• **TASK ITEM**
Once you have read the records below, restate them word for word.

━━ RECORDS PROVIDED

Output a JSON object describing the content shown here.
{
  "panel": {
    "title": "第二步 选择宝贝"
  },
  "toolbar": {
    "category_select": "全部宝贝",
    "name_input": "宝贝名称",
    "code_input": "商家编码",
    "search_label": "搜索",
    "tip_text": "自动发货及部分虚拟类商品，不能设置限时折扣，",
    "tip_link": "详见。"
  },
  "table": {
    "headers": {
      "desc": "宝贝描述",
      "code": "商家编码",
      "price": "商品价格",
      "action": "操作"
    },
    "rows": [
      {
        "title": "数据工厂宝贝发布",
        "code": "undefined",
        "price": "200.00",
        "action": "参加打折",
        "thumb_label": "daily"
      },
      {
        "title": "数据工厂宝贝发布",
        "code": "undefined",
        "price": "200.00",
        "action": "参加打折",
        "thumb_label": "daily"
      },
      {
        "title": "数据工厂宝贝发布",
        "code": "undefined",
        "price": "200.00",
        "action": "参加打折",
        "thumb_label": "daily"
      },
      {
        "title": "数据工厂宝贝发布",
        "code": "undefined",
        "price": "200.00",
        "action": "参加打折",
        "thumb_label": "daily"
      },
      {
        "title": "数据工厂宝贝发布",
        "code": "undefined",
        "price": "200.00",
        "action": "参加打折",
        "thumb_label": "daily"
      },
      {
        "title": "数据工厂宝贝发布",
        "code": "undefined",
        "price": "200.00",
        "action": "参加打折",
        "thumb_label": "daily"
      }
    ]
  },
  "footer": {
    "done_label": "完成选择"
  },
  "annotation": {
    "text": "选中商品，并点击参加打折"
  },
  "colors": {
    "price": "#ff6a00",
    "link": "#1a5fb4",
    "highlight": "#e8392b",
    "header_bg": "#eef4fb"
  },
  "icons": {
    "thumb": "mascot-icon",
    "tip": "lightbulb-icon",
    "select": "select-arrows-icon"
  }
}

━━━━

• **FINISHED EXERCISE**
Output a JSON object describing the content shown here.
{
  "panel": {
    "title": "第二步 选择宝贝"
  },
  "toolbar": {
    "category_select": "全部宝贝",
    "name_input": "宝贝名称",
    "code_input": "商家编码",
    "search_label": "搜索",
    "tip_text": "自动发货及部分虚拟类商品，不能设置限时折扣，",
    "tip_link": "详见。"
  },
  "table": {
    "headers": {
      "desc": "宝贝描述",
      "code": "商家编码",
      "price": "商品价格",
      "action": "操作"
    },
    "rows": [
      {
        "title": "数据工厂宝贝发布",
        "code": "undefined",
        "price": "200.00",
        "action": "参加打折",
        "thumb_label": "daily"
      },
      {
        "title": "数据工厂宝贝发布",
        "code": "undefined",
        "price": "200.00",
        "action": "参加打折",
        "thumb_label": "daily"
      },
      {
        "title": "数据工厂宝贝发布",
        "code": "undefined",
        "price": "200.00",
        "action": "参加打折",
        "thumb_label": "daily"
      },
      {
        "title": "数据工厂宝贝发布",
        "code": "undefined",
        "price": "200.00",
        "action": "参加打折",
        "thumb_label": "daily"
      },
      {
        "title": "数据工厂宝贝发布",
        "code": "undefined",
        "price": "200.00",
        "action": "参加打折",
        "thumb_label": "daily"
      },
      {
        "title": "数据工厂宝贝发布",
        "code": "undefined",
        "price": "200.00",
        "action": "参加打折",
        "thumb_label": "daily"
      }
    ]
  },
  "footer": {
    "done_label": "完成选择"
  },
  "annotation": {
    "text": "选中商品，并点击参加打折"
  },
  "colors": {
    "price": "#ff6a00",
    "link": "#1a5fb4",
    "highlight": "#e8392b",
    "header_bg": "#eef4fb"
  },
  "icons": {
    "thumb": "mascot-icon",
    "tip": "lightbulb-icon",
    "select": "select-arrows-icon"
  }
}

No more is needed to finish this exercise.